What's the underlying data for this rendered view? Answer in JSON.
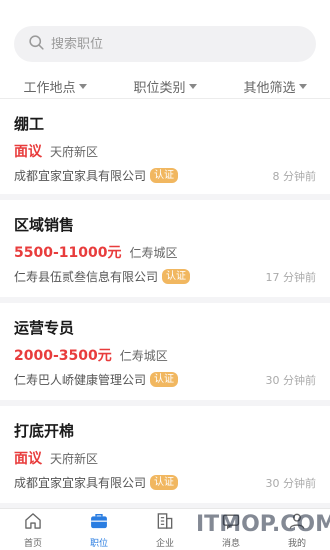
{
  "search": {
    "placeholder": "搜索职位",
    "value": ""
  },
  "filters": [
    {
      "label": "工作地点"
    },
    {
      "label": "职位类别"
    },
    {
      "label": "其他筛选"
    }
  ],
  "jobs": [
    {
      "title": "绷工",
      "salary": "面议",
      "location": "天府新区",
      "company": "成都宜家宜家具有限公司",
      "badge": "认证",
      "time": "8 分钟前"
    },
    {
      "title": "区域销售",
      "salary": "5500-11000元",
      "location": "仁寿城区",
      "company": "仁寿县伍贰叁信息有限公司",
      "badge": "认证",
      "time": "17 分钟前"
    },
    {
      "title": "运营专员",
      "salary": "2000-3500元",
      "location": "仁寿城区",
      "company": "仁寿巴人峤健康管理公司",
      "badge": "认证",
      "time": "30 分钟前"
    },
    {
      "title": "打底开棉",
      "salary": "面议",
      "location": "天府新区",
      "company": "成都宜家宜家具有限公司",
      "badge": "认证",
      "time": "30 分钟前"
    }
  ],
  "tabbar": {
    "items": [
      {
        "label": "首页",
        "icon": "home-icon"
      },
      {
        "label": "职位",
        "icon": "briefcase-icon",
        "active": true
      },
      {
        "label": "企业",
        "icon": "building-icon"
      },
      {
        "label": "消息",
        "icon": "message-icon"
      },
      {
        "label": "我的",
        "icon": "user-icon"
      }
    ]
  },
  "watermark": "ITMOP.COM",
  "colors": {
    "accent": "#2a7de1",
    "salary": "#e83c3c",
    "badge": "#f1b760"
  }
}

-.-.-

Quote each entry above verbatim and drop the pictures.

What's the underlying data for this rendered view? Answer in JSON.
{
  "search": {
    "placeholder": "搜索职位",
    "value": ""
  },
  "filters": [
    {
      "label": "工作地点"
    },
    {
      "label": "职位类别"
    },
    {
      "label": "其他筛选"
    }
  ],
  "jobs": [
    {
      "title": "绷工",
      "salary": "面议",
      "location": "天府新区",
      "company": "成都宜家宜家具有限公司",
      "badge": "认证",
      "time": "8 分钟前"
    },
    {
      "title": "区域销售",
      "salary": "5500-11000元",
      "location": "仁寿城区",
      "company": "仁寿县伍贰叁信息有限公司",
      "badge": "认证",
      "time": "17 分钟前"
    },
    {
      "title": "运营专员",
      "salary": "2000-3500元",
      "location": "仁寿城区",
      "company": "仁寿巴人峤健康管理公司",
      "badge": "认证",
      "time": "30 分钟前"
    },
    {
      "title": "打底开棉",
      "salary": "面议",
      "location": "天府新区",
      "company": "成都宜家宜家具有限公司",
      "badge": "认证",
      "time": "30 分钟前"
    }
  ],
  "tabbar": {
    "items": [
      {
        "label": "首页",
        "icon": "home-icon"
      },
      {
        "label": "职位",
        "icon": "briefcase-icon",
        "active": true
      },
      {
        "label": "企业",
        "icon": "building-icon"
      },
      {
        "label": "消息",
        "icon": "message-icon"
      },
      {
        "label": "我的",
        "icon": "user-icon"
      }
    ]
  },
  "watermark": "ITMOP.COM",
  "colors": {
    "accent": "#2a7de1",
    "salary": "#e83c3c",
    "badge": "#f1b760"
  }
}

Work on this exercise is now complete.